The disposal of medical waste falls under the Mississippi State Department of Health (MSDH) “Adopted Standards for the Regulation of Medical Waste”.

http://www.msdh.state.ms.us/msdhsite/index.cfm/30,116,83,pdf/licensureinfecreg.pdf

Medical waste is defined as all waste generated in direct patient care or in diagnostic or research areas that is non-infectious but aesthetically repugnant if found in the environment.

Infectious medical waste is defined as any solid or liquid which may contain pathogens with sufficient virulence such that exposure can result in an infectious disease.

The MSDH includes the following under its infectious medical waste designation:

  • Wastes resulting from the care of patients or animals that have diseases transmissable by blood and body fluids.
  • Cultures and stocks of infectious agents including live and attenuated vaccines
  • Blood and blood products such as serum, plasma, and other blood components
  • Tissues, organs, body parts and body fluids removed during surgery, autopsy and necropsy
  • Contaminated carcasses, body parts, and bedding of animals exposed to pathogens in medical research
  • All discarded sharps which have come in contact with infectious agents
  • Other wastes determined to be infectious by the generator or MSDH

Infectious waste at Mississippi State University can be handled in several ways:

  1. Call the Environmental Health & Safety (EHS) office or submit an on-line hazardous waste request for pick-up. EHS supplies the disposal boxes.
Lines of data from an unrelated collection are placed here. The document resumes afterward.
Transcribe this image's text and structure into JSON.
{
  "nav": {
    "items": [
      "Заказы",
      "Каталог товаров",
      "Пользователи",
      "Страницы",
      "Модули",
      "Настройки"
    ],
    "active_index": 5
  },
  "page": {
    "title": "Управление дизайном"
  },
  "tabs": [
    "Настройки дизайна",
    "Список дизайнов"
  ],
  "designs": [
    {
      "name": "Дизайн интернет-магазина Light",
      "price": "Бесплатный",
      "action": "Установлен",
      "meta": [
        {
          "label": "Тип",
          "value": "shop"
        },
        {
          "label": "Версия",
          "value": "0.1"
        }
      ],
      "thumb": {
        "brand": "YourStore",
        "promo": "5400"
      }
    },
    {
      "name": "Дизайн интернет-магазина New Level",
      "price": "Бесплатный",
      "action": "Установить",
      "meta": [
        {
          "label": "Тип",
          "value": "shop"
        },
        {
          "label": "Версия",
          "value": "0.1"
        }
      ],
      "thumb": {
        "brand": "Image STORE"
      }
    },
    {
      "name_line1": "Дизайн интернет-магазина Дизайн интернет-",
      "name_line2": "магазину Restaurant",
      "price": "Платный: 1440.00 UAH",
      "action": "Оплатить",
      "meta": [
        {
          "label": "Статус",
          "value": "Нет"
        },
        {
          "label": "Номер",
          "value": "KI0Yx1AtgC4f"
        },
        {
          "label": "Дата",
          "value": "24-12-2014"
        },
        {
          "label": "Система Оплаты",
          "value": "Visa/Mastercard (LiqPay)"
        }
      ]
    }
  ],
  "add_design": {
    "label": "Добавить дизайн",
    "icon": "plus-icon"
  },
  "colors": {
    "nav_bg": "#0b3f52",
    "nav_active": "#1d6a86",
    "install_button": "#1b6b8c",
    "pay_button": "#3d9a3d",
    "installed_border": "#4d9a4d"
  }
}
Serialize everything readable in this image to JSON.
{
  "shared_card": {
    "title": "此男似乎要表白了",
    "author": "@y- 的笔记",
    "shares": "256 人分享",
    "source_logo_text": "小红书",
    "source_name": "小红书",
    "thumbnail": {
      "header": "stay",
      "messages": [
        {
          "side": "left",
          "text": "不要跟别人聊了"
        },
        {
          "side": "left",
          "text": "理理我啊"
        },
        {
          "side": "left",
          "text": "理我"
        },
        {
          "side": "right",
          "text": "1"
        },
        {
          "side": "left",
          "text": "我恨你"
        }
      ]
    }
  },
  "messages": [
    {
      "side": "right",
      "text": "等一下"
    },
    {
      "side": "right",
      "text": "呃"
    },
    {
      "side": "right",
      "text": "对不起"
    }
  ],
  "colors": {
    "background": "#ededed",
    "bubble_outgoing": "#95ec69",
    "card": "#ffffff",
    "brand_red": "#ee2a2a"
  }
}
There is a charge for this service.
  2. If an autoclave is available, steam sterilize in red-orange biohazards bags for the appropriate length of time. Go to the “Autoclave Verification” Quick Link for more information.
  3. Chemical disinfection of certain liquids may be appropriate based on a risk assessment. See the “Decontamination” Quick Link for more information.

NOTE: See the section “Sharps Disposal” for the correct way to dispose of sharps. DO NOT put sharps into biohazards bags. All sharps, contaminated or not, must go into puncture-resistant/leak-proof containers.